A blog of Python-related topics and code.
The following code implements a Quadtree in Python (see the previous blog post). There are three classes:
Point represents a point in two-dimensional space, with an optional "payload" (data structure associating the
Point with more information, for example the identity of an object). The
Rect class represents a rectangle in two-dimensional space through its centre, width and height. There are methods to determine if a given
Point object is inside the
Rect and to determine if the
Rect intersects another
Following on from this post about the simple double pendulum, (two bobs connected by light, rigid rods), this post animates the double compound pendulum (also called a double complex or physical pendulum): two rods connected to each other, with their mass distributed along their length. The analysis on Wikipedia provides the dynamical equations for the case of equal-mass and equal-length rods. Here, the more general case of rods with lengths $l_1$ and $l_2$ and masses $m_1$ and $m_2$ is considered.
To find your Hollywood Walk of Fame Quarantine house, use this script on the command line, providing your latitude and longitude:
The Padovan sequence is a cousin of the more famous Fibonacci sequence defined by the initial values $P(1)=P(2)=P(3)=1$ and the recurrence relation $P(n) = P(n-2) + P(n-3)$. That is, the next value is obtained not by summing the previous two values but by summing the two values before the last one.
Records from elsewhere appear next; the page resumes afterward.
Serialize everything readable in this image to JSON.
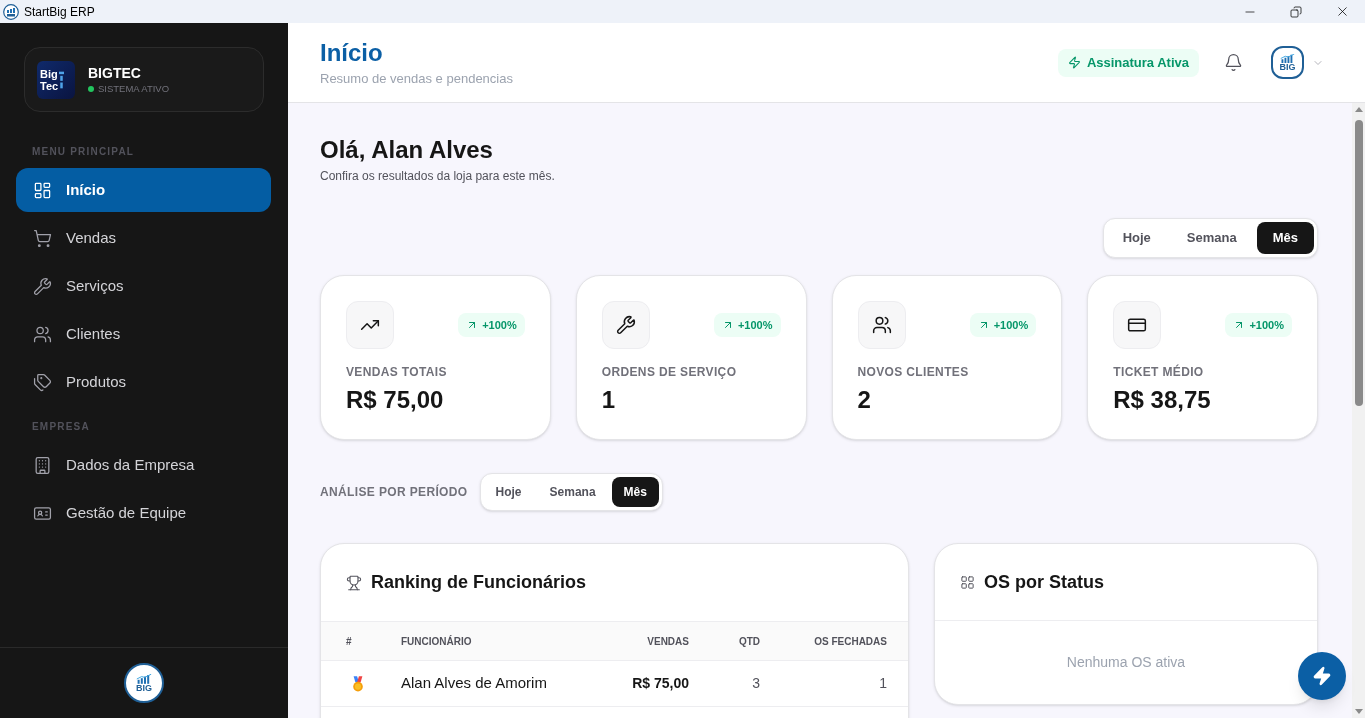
{
  "window": {
    "title": "StartBig ERP"
  },
  "sidebar": {
    "company": {
      "logo_text": [
        "Big",
        "Tec"
      ],
      "name": "BIGTEC",
      "status": "SISTEMA ATIVO"
    },
    "sections": [
      {
        "title": "MENU PRINCIPAL",
        "items": [
          {
            "label": "Início",
            "selected": true
          },
          {
            "label": "Vendas",
            "selected": false
          },
          {
            "label": "Serviços",
            "selected": false
          },
          {
            "label": "Clientes",
            "selected": false
          },
          {
            "label": "Produtos",
            "selected": false
          }
        ]
      },
      {
        "title": "EMPRESA",
        "items": [
          {
            "label": "Dados da Empresa",
            "selected": false
          },
          {
            "label": "Gestão de Equipe",
            "selected": false
          }
        ]
      }
    ],
    "footer_logo_text": "BIG"
  },
  "header": {
    "title": "Início",
    "subtitle": "Resumo de vendas e pendencias",
    "subscription_badge": "Assinatura Ativa",
    "avatar_text": "BIG"
  },
  "greeting": {
    "title": "Olá, Alan Alves",
    "subtitle": "Confira os resultados da loja para este mês."
  },
  "period_tabs": [
    {
      "label": "Hoje",
      "selected": false
    },
    {
      "label": "Semana",
      "selected": false
    },
    {
      "label": "Mês",
      "selected": true
    }
  ],
  "stat_cards": [
    {
      "label": "VENDAS TOTAIS",
      "value": "R$ 75,00",
      "change": "+100%"
    },
    {
      "label": "ORDENS DE SERVIÇO",
      "value": "1",
      "change": "+100%"
    },
    {
      "label": "NOVOS CLIENTES",
      "value": "2",
      "change": "+100%"
    },
    {
      "label": "TICKET MÉDIO",
      "value": "R$ 38,75",
      "change": "+100%"
    }
  ],
  "analysis": {
    "label": "ANÁLISE POR PERÍODO",
    "tabs": [
      {
        "label": "Hoje",
        "selected": false
      },
      {
        "label": "Semana",
        "selected": false
      },
      {
        "label": "Mês",
        "selected": true
      }
    ]
  },
  "ranking": {
    "title": "Ranking de Funcionários",
    "columns": [
      "#",
      "FUNCIONÁRIO",
      "VENDAS",
      "QTD",
      "OS FECHADAS"
    ],
    "rows": [
      {
        "name": "Alan Alves de Amorim",
        "sales": "R$ 75,00",
        "qty": "3",
        "closed_os": "1"
      }
    ]
  },
  "os_status": {
    "title": "OS por Status",
    "empty_text": "Nenhuma OS ativa"
  }
}
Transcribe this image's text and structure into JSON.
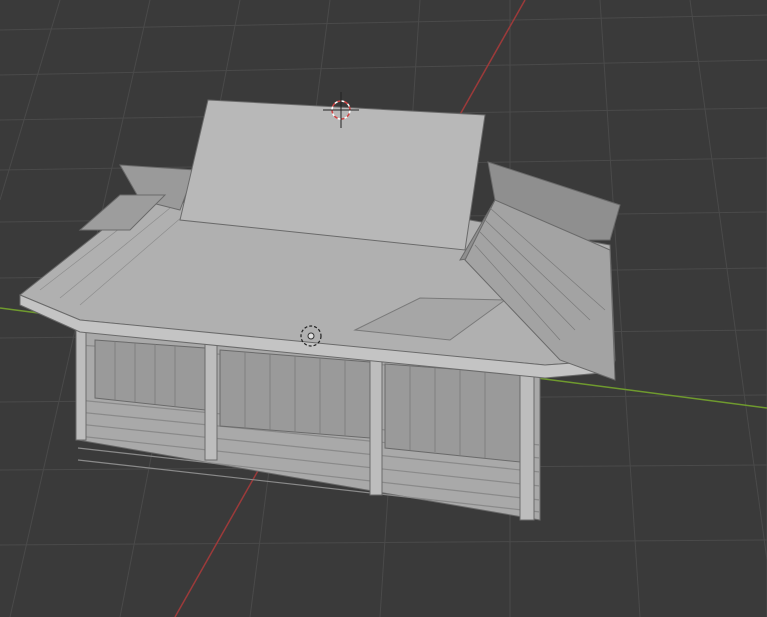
{
  "viewport": {
    "label": "",
    "background_color": "#3a3a3a",
    "grid_color": "#4a4a4a",
    "x_axis_color": "#9c3a3a",
    "y_axis_color": "#6f9a2e",
    "model_fill": "#b8b8b8",
    "model_shadow": "#8e8e8e",
    "model_stroke": "#6a6a6a"
  },
  "scene": {
    "object": "temple-house-model",
    "cursor_3d": "3d-cursor-icon",
    "object_origin": "origin-marker-icon"
  }
}
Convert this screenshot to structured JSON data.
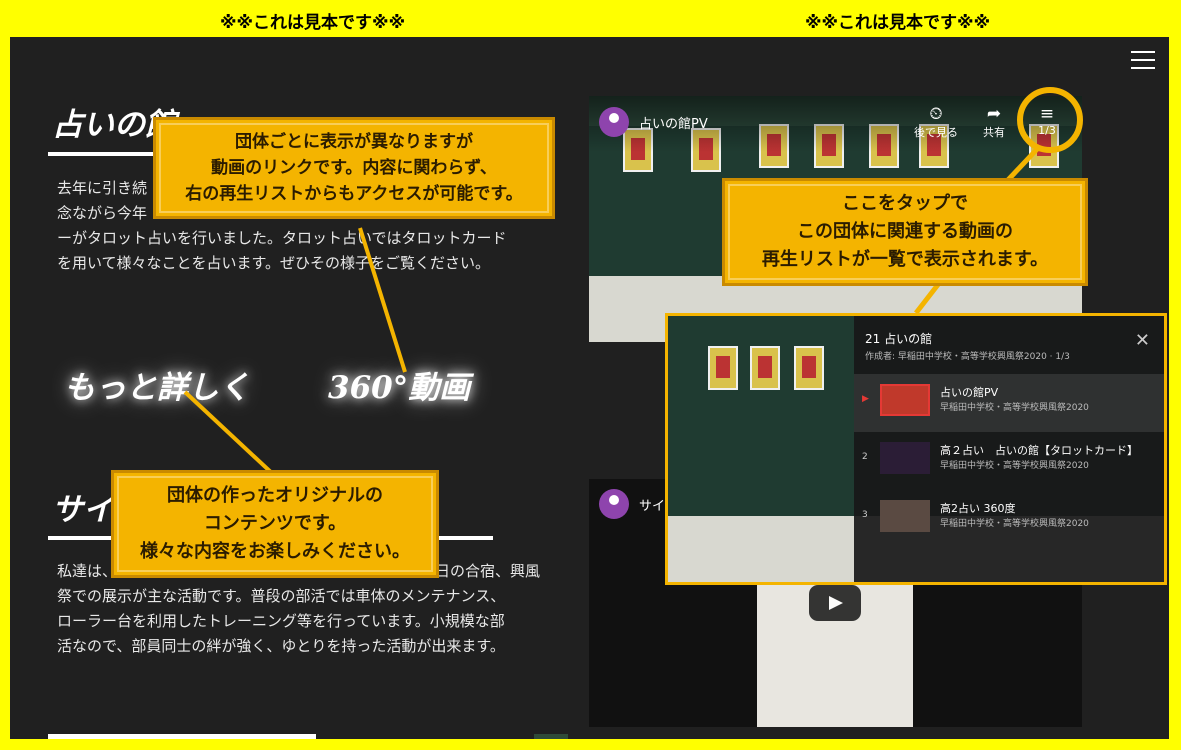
{
  "banner": {
    "left_text": "※※これは見本です※※",
    "right_text": "※※これは見本です※※"
  },
  "section1": {
    "title": "占いの館",
    "paragraph_lines": [
      "去年に引き続",
      "念ながら今年",
      "ーがタロット占いを行いました。タロット占いではタロットカード",
      "を用いて様々なことを占います。ぜひその様子をご覧ください。"
    ],
    "link_more": "もっと詳しく",
    "link_360": "360°動画"
  },
  "section2": {
    "title": "サイ",
    "paragraph_lines": [
      "私達は、",
      "祭での展示が主な活動です。普段の部活では車体のメンテナンス、",
      "ローラー台を利用したトレーニング等を行っています。小規模な部",
      "活なので、部員同士の絆が強く、ゆとりを持った活動が出来ます。"
    ],
    "line1_right": "日の合宿、興風"
  },
  "video1": {
    "title": "占いの館PV",
    "watch_later_label": "後で見る",
    "share_label": "共有",
    "playlist_counter": "1/3"
  },
  "video2": {
    "title": "サイ"
  },
  "callouts": {
    "video_link": [
      "団体ごとに表示が異なりますが",
      "動画のリンクです。内容に関わらず、",
      "右の再生リストからもアクセスが可能です。"
    ],
    "playlist_tap": [
      "ここをタップで",
      "この団体に関連する動画の",
      "再生リストが一覧で表示されます。"
    ],
    "original_content": [
      "団体の作ったオリジナルの",
      "コンテンツです。",
      "様々な内容をお楽しみください。"
    ]
  },
  "playlist": {
    "title": "21 占いの館",
    "subtitle": "作成者: 早稲田中学校・高等学校興風祭2020 · 1/3",
    "items": [
      {
        "index": "▶",
        "title": "占いの館PV",
        "channel": "早稲田中学校・高等学校興風祭2020"
      },
      {
        "index": "2",
        "title": "高２占い　占いの館【タロットカード】",
        "channel": "早稲田中学校・高等学校興風祭2020"
      },
      {
        "index": "3",
        "title": "高2占い 360度",
        "channel": "早稲田中学校・高等学校興風祭2020"
      }
    ]
  },
  "icons": {
    "menu": "hamburger-icon",
    "watch_later": "clock-icon",
    "share": "share-icon",
    "playlist": "playlist-icon",
    "close": "close-icon",
    "play": "play-icon"
  },
  "colors": {
    "banner": "#ffff00",
    "page_bg": "#202020",
    "callout": "#f4b400",
    "highlight_ring": "#f4b400",
    "accent_red": "#e53935"
  }
}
The first few values are:
Following on from this previous post, here is a short tutorial on creating this and similar charts using pandas by automatically downloading data from Johns Hopkins University's CSSE GitHub repository (the "JHU/CSSE dataset").